Chances are if you look up the Edmonton River Valley on any tourism information site, you’ll find a reference to the trail networks size in comparison to New York City’s Central Park. It spans twenty-two times the size and intricacy compared to the city that never sleeps major attraction, so it’s a compelling stat that draws attention but does nothing to explain the gift and vibrancy of trail running in Edmonton. 

Space is finite and green space is of limited quantity for any urban space lest it be swallowed up by parking lots and shopping developments. Ask any person that has moved to, visited, or spent any time in Edmonton, and they will communicate what Edmontonians easily forget; this is not commonplace, nor normal. We have over one hundred and fifty kilometers of recreational trail system veins unravelling and zipping back up again and arguably the best way to experience them is through the simple act of running.

There’s a feeling that’s hard to describe when you leave your door and spend some time in the river valley insulated from the intrusions and sounds of city life. Hard to describe perhaps because the proximity to the hustle and bustle is jarring against the world still in its near natural state. This helps to define one of the trail systems most significant contrasts in relation to say Central Park. On most routes, you can run from point A to point B and then on to Point C without repetition. It’s not an enclosed loop if you don’t want it to be. Sometimes it’s seemingly never ending.

Here’s a few of my favorite running routes amongst the many that the Edmonton River Valley has to offer. (Distances are approximate)

Kinsmen Park to Fort Edmonton

  • Difficulty Level: Moderate to Hard
  • Distance: 10.5 km.

A clearly defined trail that moves westward starting from the Kinsmen Park and winds through several major Edmonton parks -Emily Murphy, Hawrelak, Buena Vista, Sir Wilfrid Laurier and then finally to Fort Edmonton. One of the best ways to take in trail running in Edmonton

Fort Edmonton Park Trail

  • Difficulty Level: Easy
  • Distance: 4.7 Km round trip

Running parallel to the historical interpretation park, the first half is an easily accessible paved path that gives way to wonderful views of the River Valley and then moves to the unpaved bottom half that run parallel to the river. No matter what direction you choose to run the trail at one point you’ll be confronted first with the view of the Edmonton Talus Dome art installation and then the choice to repeat or to make the connection beyond to the Whitemud Park.

Whitemud Park

  • Difficulty level: Easy to Moderate
  • Distance 6.3 Km. Round trip

Starting from the Park located at Fox Drive this trail winds but never inclines to Rainbow Valley Road. Always an excellent choice if you want to run repeats there and back or connect further on to the variant trails that offer different levels of difficulty and access.

Emily Murphy Hill

  • Difficulty level: Hard
  • Distance: 400m

While technically only a portion of a loop.
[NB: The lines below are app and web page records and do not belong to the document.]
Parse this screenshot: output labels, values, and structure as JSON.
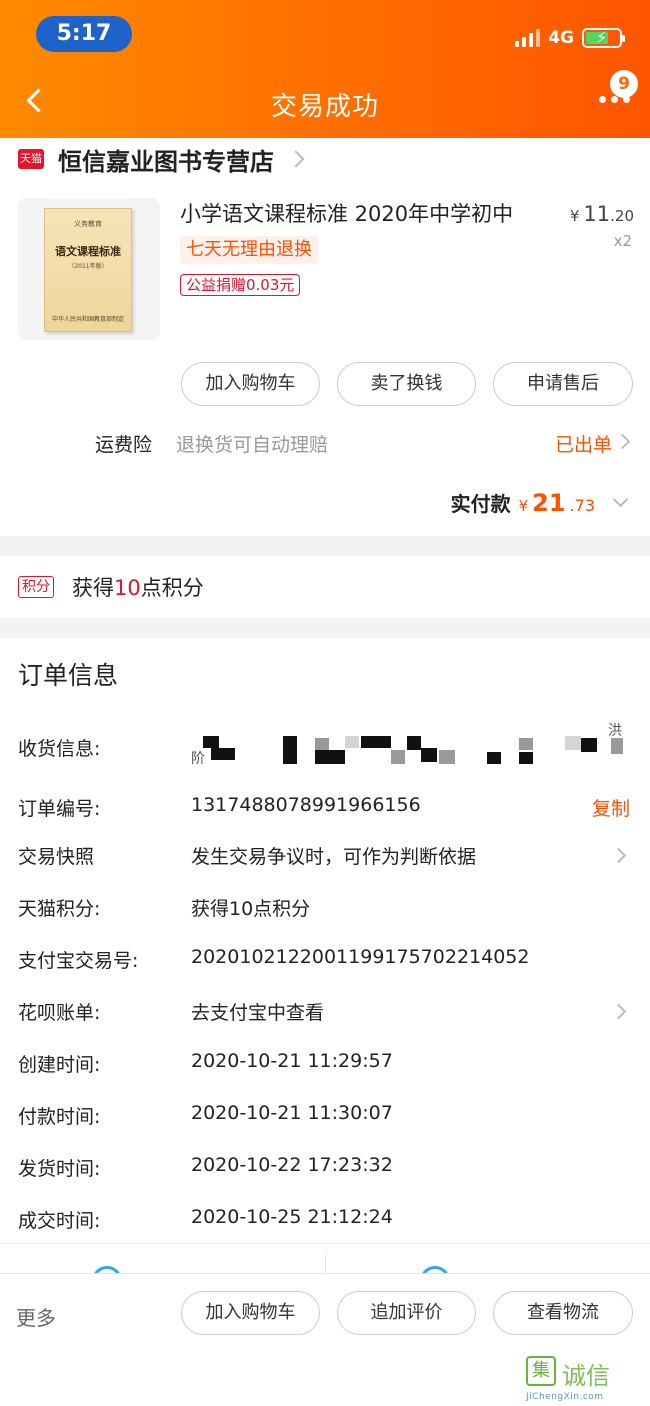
{
  "status_bar": {
    "time": "5:17",
    "network": "4G"
  },
  "header": {
    "title": "交易成功",
    "badge_count": "9"
  },
  "shop": {
    "tag": "天猫",
    "name": "恒信嘉业图书专营店"
  },
  "product": {
    "title": "小学语文课程标准 2020年中学初中",
    "price_currency": "¥",
    "price_int": "11",
    "price_dec": ".20",
    "quantity": "x2",
    "return_tag": "七天无理由退换",
    "charity_tag": "公益捐赠0.03元",
    "cover": {
      "series": "义务教育",
      "title": "语文课程标准",
      "edition": "（2011年版）",
      "publisher": "中华人民共和国教育部制定"
    }
  },
  "product_actions": [
    "加入购物车",
    "卖了换钱",
    "申请售后"
  ],
  "shipping_insurance": {
    "label": "运费险",
    "desc": "退换货可自动理赔",
    "status": "已出单"
  },
  "total": {
    "label": "实付款",
    "currency": "¥",
    "int": "21",
    "dec": ".73"
  },
  "points": {
    "tag": "积分",
    "prefix": "获得",
    "num": "10",
    "suffix": "点积分"
  },
  "order_info": {
    "title": "订单信息",
    "address_label": "收货信息:",
    "address_partial": [
      "洪",
      "阶"
    ],
    "rows": [
      {
        "label": "订单编号:",
        "value": "1317488078991966156",
        "action": "复制"
      },
      {
        "label": "交易快照",
        "value": "发生交易争议时，可作为判断依据"
      },
      {
        "label": "天猫积分:",
        "value": "获得10点积分"
      },
      {
        "label": "支付宝交易号:",
        "value": "2020102122001199175702214052"
      },
      {
        "label": "花呗账单:",
        "value": "去支付宝中查看"
      },
      {
        "label": "创建时间:",
        "value": "2020-10-21 11:29:57"
      },
      {
        "label": "付款时间:",
        "value": "2020-10-21 11:30:07"
      },
      {
        "label": "发货时间:",
        "value": "2020-10-22 17:23:32"
      },
      {
        "label": "成交时间:",
        "value": "2020-10-25 21:12:24"
      }
    ]
  },
  "bottom_bar": {
    "more": "更多",
    "buttons": [
      "加入购物车",
      "追加评价",
      "查看物流"
    ]
  },
  "watermark": {
    "logo": "集",
    "text": "诚信",
    "url": "JiChengXin.com"
  },
  "colors": {
    "header_orange": "#ff6a00",
    "accent": "#ff5000",
    "tmall_red": "#e8122a"
  }
}
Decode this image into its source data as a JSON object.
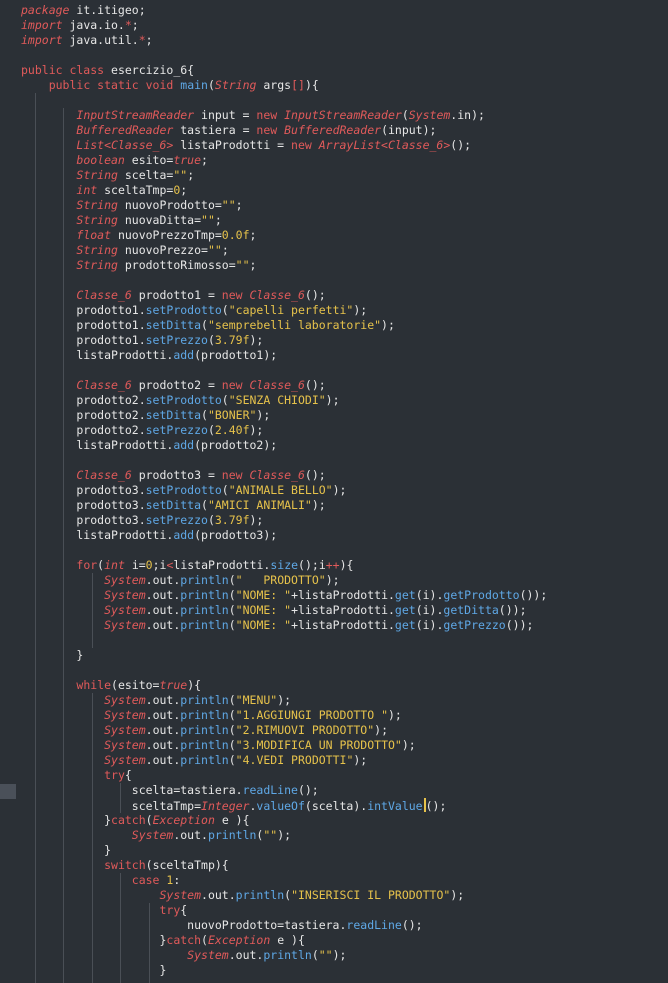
{
  "editor": {
    "language": "java",
    "cursor_line": 53,
    "lines": [
      [
        [
          "kwi",
          "package"
        ],
        [
          "in",
          " it.itigeo;"
        ]
      ],
      [
        [
          "kwi",
          "import"
        ],
        [
          "in",
          " java.io."
        ],
        [
          "kw",
          "*"
        ],
        [
          "in",
          ";"
        ]
      ],
      [
        [
          "kwi",
          "import"
        ],
        [
          "in",
          " java.util."
        ],
        [
          "kw",
          "*"
        ],
        [
          "in",
          ";"
        ]
      ],
      [],
      [
        [
          "kw",
          "public class "
        ],
        [
          "in",
          "esercizio_6{"
        ]
      ],
      [
        [
          "in",
          "    "
        ],
        [
          "kw",
          "public static void "
        ],
        [
          "fn",
          "main"
        ],
        [
          "in",
          "("
        ],
        [
          "ty",
          "String"
        ],
        [
          "in",
          " args"
        ],
        [
          "kw",
          "[]"
        ],
        [
          "in",
          "){"
        ]
      ],
      [],
      [
        [
          "in",
          "        "
        ],
        [
          "ty",
          "InputStreamReader"
        ],
        [
          "in",
          " input = "
        ],
        [
          "kw",
          "new "
        ],
        [
          "ty",
          "InputStreamReader"
        ],
        [
          "in",
          "("
        ],
        [
          "ty",
          "System"
        ],
        [
          "in",
          ".in);"
        ]
      ],
      [
        [
          "in",
          "        "
        ],
        [
          "ty",
          "BufferedReader"
        ],
        [
          "in",
          " tastiera = "
        ],
        [
          "kw",
          "new "
        ],
        [
          "ty",
          "BufferedReader"
        ],
        [
          "in",
          "(input);"
        ]
      ],
      [
        [
          "in",
          "        "
        ],
        [
          "ty",
          "List<Classe_6>"
        ],
        [
          "in",
          " listaProdotti = "
        ],
        [
          "kw",
          "new "
        ],
        [
          "ty",
          "ArrayList<Classe_6>"
        ],
        [
          "in",
          "();"
        ]
      ],
      [
        [
          "in",
          "        "
        ],
        [
          "ty",
          "boolean"
        ],
        [
          "in",
          " esito="
        ],
        [
          "ty",
          "true"
        ],
        [
          "in",
          ";"
        ]
      ],
      [
        [
          "in",
          "        "
        ],
        [
          "ty",
          "String"
        ],
        [
          "in",
          " scelta="
        ],
        [
          "st",
          "\"\""
        ],
        [
          "in",
          ";"
        ]
      ],
      [
        [
          "in",
          "        "
        ],
        [
          "ty",
          "int"
        ],
        [
          "in",
          " sceltaTmp="
        ],
        [
          "nm",
          "0"
        ],
        [
          "in",
          ";"
        ]
      ],
      [
        [
          "in",
          "        "
        ],
        [
          "ty",
          "String"
        ],
        [
          "in",
          " nuovoProdotto="
        ],
        [
          "st",
          "\"\""
        ],
        [
          "in",
          ";"
        ]
      ],
      [
        [
          "in",
          "        "
        ],
        [
          "ty",
          "String"
        ],
        [
          "in",
          " nuovaDitta="
        ],
        [
          "st",
          "\"\""
        ],
        [
          "in",
          ";"
        ]
      ],
      [
        [
          "in",
          "        "
        ],
        [
          "ty",
          "float"
        ],
        [
          "in",
          " nuovoPrezzoTmp="
        ],
        [
          "nm",
          "0.0f"
        ],
        [
          "in",
          ";"
        ]
      ],
      [
        [
          "in",
          "        "
        ],
        [
          "ty",
          "String"
        ],
        [
          "in",
          " nuovoPrezzo="
        ],
        [
          "st",
          "\"\""
        ],
        [
          "in",
          ";"
        ]
      ],
      [
        [
          "in",
          "        "
        ],
        [
          "ty",
          "String"
        ],
        [
          "in",
          " prodottoRimosso="
        ],
        [
          "st",
          "\"\""
        ],
        [
          "in",
          ";"
        ]
      ],
      [],
      [
        [
          "in",
          "        "
        ],
        [
          "ty",
          "Classe_6"
        ],
        [
          "in",
          " prodotto1 = "
        ],
        [
          "kw",
          "new "
        ],
        [
          "ty",
          "Classe_6"
        ],
        [
          "in",
          "();"
        ]
      ],
      [
        [
          "in",
          "        prodotto1."
        ],
        [
          "fn",
          "setProdotto"
        ],
        [
          "in",
          "("
        ],
        [
          "st",
          "\"capelli perfetti\""
        ],
        [
          "in",
          ");"
        ]
      ],
      [
        [
          "in",
          "        prodotto1."
        ],
        [
          "fn",
          "setDitta"
        ],
        [
          "in",
          "("
        ],
        [
          "st",
          "\"semprebelli laboratorie\""
        ],
        [
          "in",
          ");"
        ]
      ],
      [
        [
          "in",
          "        prodotto1."
        ],
        [
          "fn",
          "setPrezzo"
        ],
        [
          "in",
          "("
        ],
        [
          "nm",
          "3.79f"
        ],
        [
          "in",
          ");"
        ]
      ],
      [
        [
          "in",
          "        listaProdotti."
        ],
        [
          "fn",
          "add"
        ],
        [
          "in",
          "(prodotto1);"
        ]
      ],
      [],
      [
        [
          "in",
          "        "
        ],
        [
          "ty",
          "Classe_6"
        ],
        [
          "in",
          " prodotto2 = "
        ],
        [
          "kw",
          "new "
        ],
        [
          "ty",
          "Classe_6"
        ],
        [
          "in",
          "();"
        ]
      ],
      [
        [
          "in",
          "        prodotto2."
        ],
        [
          "fn",
          "setProdotto"
        ],
        [
          "in",
          "("
        ],
        [
          "st",
          "\"SENZA CHIODI\""
        ],
        [
          "in",
          ");"
        ]
      ],
      [
        [
          "in",
          "        prodotto2."
        ],
        [
          "fn",
          "setDitta"
        ],
        [
          "in",
          "("
        ],
        [
          "st",
          "\"BONER\""
        ],
        [
          "in",
          ");"
        ]
      ],
      [
        [
          "in",
          "        prodotto2."
        ],
        [
          "fn",
          "setPrezzo"
        ],
        [
          "in",
          "("
        ],
        [
          "nm",
          "2.40f"
        ],
        [
          "in",
          ");"
        ]
      ],
      [
        [
          "in",
          "        listaProdotti."
        ],
        [
          "fn",
          "add"
        ],
        [
          "in",
          "(prodotto2);"
        ]
      ],
      [],
      [
        [
          "in",
          "        "
        ],
        [
          "ty",
          "Classe_6"
        ],
        [
          "in",
          " prodotto3 = "
        ],
        [
          "kw",
          "new "
        ],
        [
          "ty",
          "Classe_6"
        ],
        [
          "in",
          "();"
        ]
      ],
      [
        [
          "in",
          "        prodotto3."
        ],
        [
          "fn",
          "setProdotto"
        ],
        [
          "in",
          "("
        ],
        [
          "st",
          "\"ANIMALE BELLO\""
        ],
        [
          "in",
          ");"
        ]
      ],
      [
        [
          "in",
          "        prodotto3."
        ],
        [
          "fn",
          "setDitta"
        ],
        [
          "in",
          "("
        ],
        [
          "st",
          "\"AMICI ANIMALI\""
        ],
        [
          "in",
          ");"
        ]
      ],
      [
        [
          "in",
          "        prodotto3."
        ],
        [
          "fn",
          "setPrezzo"
        ],
        [
          "in",
          "("
        ],
        [
          "nm",
          "3.79f"
        ],
        [
          "in",
          ");"
        ]
      ],
      [
        [
          "in",
          "        listaProdotti."
        ],
        [
          "fn",
          "add"
        ],
        [
          "in",
          "(prodotto3);"
        ]
      ],
      [],
      [
        [
          "in",
          "        "
        ],
        [
          "kw",
          "for"
        ],
        [
          "in",
          "("
        ],
        [
          "ty",
          "int"
        ],
        [
          "in",
          " i="
        ],
        [
          "nm",
          "0"
        ],
        [
          "in",
          ";i"
        ],
        [
          "kw",
          "<"
        ],
        [
          "in",
          "listaProdotti."
        ],
        [
          "fn",
          "size"
        ],
        [
          "in",
          "();i"
        ],
        [
          "kw",
          "++"
        ],
        [
          "in",
          "){"
        ]
      ],
      [
        [
          "in",
          "            "
        ],
        [
          "ty",
          "System"
        ],
        [
          "in",
          ".out."
        ],
        [
          "fn",
          "println"
        ],
        [
          "in",
          "("
        ],
        [
          "st",
          "\"   PRODOTTO\""
        ],
        [
          "in",
          ");"
        ]
      ],
      [
        [
          "in",
          "            "
        ],
        [
          "ty",
          "System"
        ],
        [
          "in",
          ".out."
        ],
        [
          "fn",
          "println"
        ],
        [
          "in",
          "("
        ],
        [
          "st",
          "\"NOME: \""
        ],
        [
          "in",
          "+listaProdotti."
        ],
        [
          "fn",
          "get"
        ],
        [
          "in",
          "(i)."
        ],
        [
          "fn",
          "getProdotto"
        ],
        [
          "in",
          "());"
        ]
      ],
      [
        [
          "in",
          "            "
        ],
        [
          "ty",
          "System"
        ],
        [
          "in",
          ".out."
        ],
        [
          "fn",
          "println"
        ],
        [
          "in",
          "("
        ],
        [
          "st",
          "\"NOME: \""
        ],
        [
          "in",
          "+listaProdotti."
        ],
        [
          "fn",
          "get"
        ],
        [
          "in",
          "(i)."
        ],
        [
          "fn",
          "getDitta"
        ],
        [
          "in",
          "());"
        ]
      ],
      [
        [
          "in",
          "            "
        ],
        [
          "ty",
          "System"
        ],
        [
          "in",
          ".out."
        ],
        [
          "fn",
          "println"
        ],
        [
          "in",
          "("
        ],
        [
          "st",
          "\"NOME: \""
        ],
        [
          "in",
          "+listaProdotti."
        ],
        [
          "fn",
          "get"
        ],
        [
          "in",
          "(i)."
        ],
        [
          "fn",
          "getPrezzo"
        ],
        [
          "in",
          "());"
        ]
      ],
      [],
      [
        [
          "in",
          "        }"
        ]
      ],
      [],
      [
        [
          "in",
          "        "
        ],
        [
          "kw",
          "while"
        ],
        [
          "in",
          "(esito="
        ],
        [
          "ty",
          "true"
        ],
        [
          "in",
          "){"
        ]
      ],
      [
        [
          "in",
          "            "
        ],
        [
          "ty",
          "System"
        ],
        [
          "in",
          ".out."
        ],
        [
          "fn",
          "println"
        ],
        [
          "in",
          "("
        ],
        [
          "st",
          "\"MENU\""
        ],
        [
          "in",
          ");"
        ]
      ],
      [
        [
          "in",
          "            "
        ],
        [
          "ty",
          "System"
        ],
        [
          "in",
          ".out."
        ],
        [
          "fn",
          "println"
        ],
        [
          "in",
          "("
        ],
        [
          "st",
          "\"1.AGGIUNGI PRODOTTO \""
        ],
        [
          "in",
          ");"
        ]
      ],
      [
        [
          "in",
          "            "
        ],
        [
          "ty",
          "System"
        ],
        [
          "in",
          ".out."
        ],
        [
          "fn",
          "println"
        ],
        [
          "in",
          "("
        ],
        [
          "st",
          "\"2.RIMUOVI PRODOTTO\""
        ],
        [
          "in",
          ");"
        ]
      ],
      [
        [
          "in",
          "            "
        ],
        [
          "ty",
          "System"
        ],
        [
          "in",
          ".out."
        ],
        [
          "fn",
          "println"
        ],
        [
          "in",
          "("
        ],
        [
          "st",
          "\"3.MODIFICA UN PRODOTTO\""
        ],
        [
          "in",
          ");"
        ]
      ],
      [
        [
          "in",
          "            "
        ],
        [
          "ty",
          "System"
        ],
        [
          "in",
          ".out."
        ],
        [
          "fn",
          "println"
        ],
        [
          "in",
          "("
        ],
        [
          "st",
          "\"4.VEDI PRODOTTI\""
        ],
        [
          "in",
          ");"
        ]
      ],
      [
        [
          "in",
          "            "
        ],
        [
          "kw",
          "try"
        ],
        [
          "in",
          "{"
        ]
      ],
      [
        [
          "in",
          "                scelta=tastiera."
        ],
        [
          "fn",
          "readLine"
        ],
        [
          "in",
          "();"
        ]
      ],
      [
        [
          "in",
          "                sceltaTmp="
        ],
        [
          "ty",
          "Integer"
        ],
        [
          "in",
          "."
        ],
        [
          "fn",
          "valueOf"
        ],
        [
          "in",
          "(scelta)."
        ],
        [
          "fn",
          "intValue"
        ],
        [
          "in",
          "();"
        ]
      ],
      [
        [
          "in",
          "            }"
        ],
        [
          "kw",
          "catch"
        ],
        [
          "in",
          "("
        ],
        [
          "ty",
          "Exception"
        ],
        [
          "in",
          " e ){"
        ]
      ],
      [
        [
          "in",
          "                "
        ],
        [
          "ty",
          "System"
        ],
        [
          "in",
          ".out."
        ],
        [
          "fn",
          "println"
        ],
        [
          "in",
          "("
        ],
        [
          "st",
          "\"\""
        ],
        [
          "in",
          ");"
        ]
      ],
      [
        [
          "in",
          "            }"
        ]
      ],
      [
        [
          "in",
          "            "
        ],
        [
          "kw",
          "switch"
        ],
        [
          "in",
          "(sceltaTmp){"
        ]
      ],
      [
        [
          "in",
          "                "
        ],
        [
          "kw",
          "case "
        ],
        [
          "nm",
          "1"
        ],
        [
          "in",
          ":"
        ]
      ],
      [
        [
          "in",
          "                    "
        ],
        [
          "ty",
          "System"
        ],
        [
          "in",
          ".out."
        ],
        [
          "fn",
          "println"
        ],
        [
          "in",
          "("
        ],
        [
          "st",
          "\"INSERISCI IL PRODOTTO\""
        ],
        [
          "in",
          ");"
        ]
      ],
      [
        [
          "in",
          "                    "
        ],
        [
          "kw",
          "try"
        ],
        [
          "in",
          "{"
        ]
      ],
      [
        [
          "in",
          "                        nuovoProdotto=tastiera."
        ],
        [
          "fn",
          "readLine"
        ],
        [
          "in",
          "();"
        ]
      ],
      [
        [
          "in",
          "                    }"
        ],
        [
          "kw",
          "catch"
        ],
        [
          "in",
          "("
        ],
        [
          "ty",
          "Exception"
        ],
        [
          "in",
          " e ){"
        ]
      ],
      [
        [
          "in",
          "                        "
        ],
        [
          "ty",
          "System"
        ],
        [
          "in",
          ".out."
        ],
        [
          "fn",
          "println"
        ],
        [
          "in",
          "("
        ],
        [
          "st",
          "\"\""
        ],
        [
          "in",
          ");"
        ]
      ],
      [
        [
          "in",
          "                    }"
        ]
      ]
    ]
  }
}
Its distinction as a route is secured by its frequent use as an interval workout. Starting from the entry to Emily Murphy Park to the top minutes begin to feel like hours, meters feel like kilometers as the incline steepens but luckily in this prolonged world the hill engenders the sense of accomplishment also doubles.

Mill Creek Ravine Trail

  • Difficulty Level: Moderate
  • Distance: 10.6 km

Roughly 10.6 kilometers of trail running in Edmonton includes both paved and unpaved trails that varies in difficulty degree by whichever entry way you choose. Entering near Mill Creek Pool parking lot leads to the smooth flat, paved multi-use trail. Entering on Connors Road promises a steady uphill climb. Bonus, or perhaps deterrent, is the frequency of off leash dog walkers that frequent the area. Watch out for Coyotes as well.

Gold Bar Park

  • Difficulty Level: Easy to Moderate to Hard
  • Distance: Varies by loop.

Perhaps best known as prime cross-country skiing terrain in winter this trail network offers a variety of easy, moderate and hard loops and distances that connect to Goldstick, Rundle and beyond. Whether looking for a short easy route, or a hilly seemingly never-ending slog Gold Bar has it all. 

By David Falk – Running Room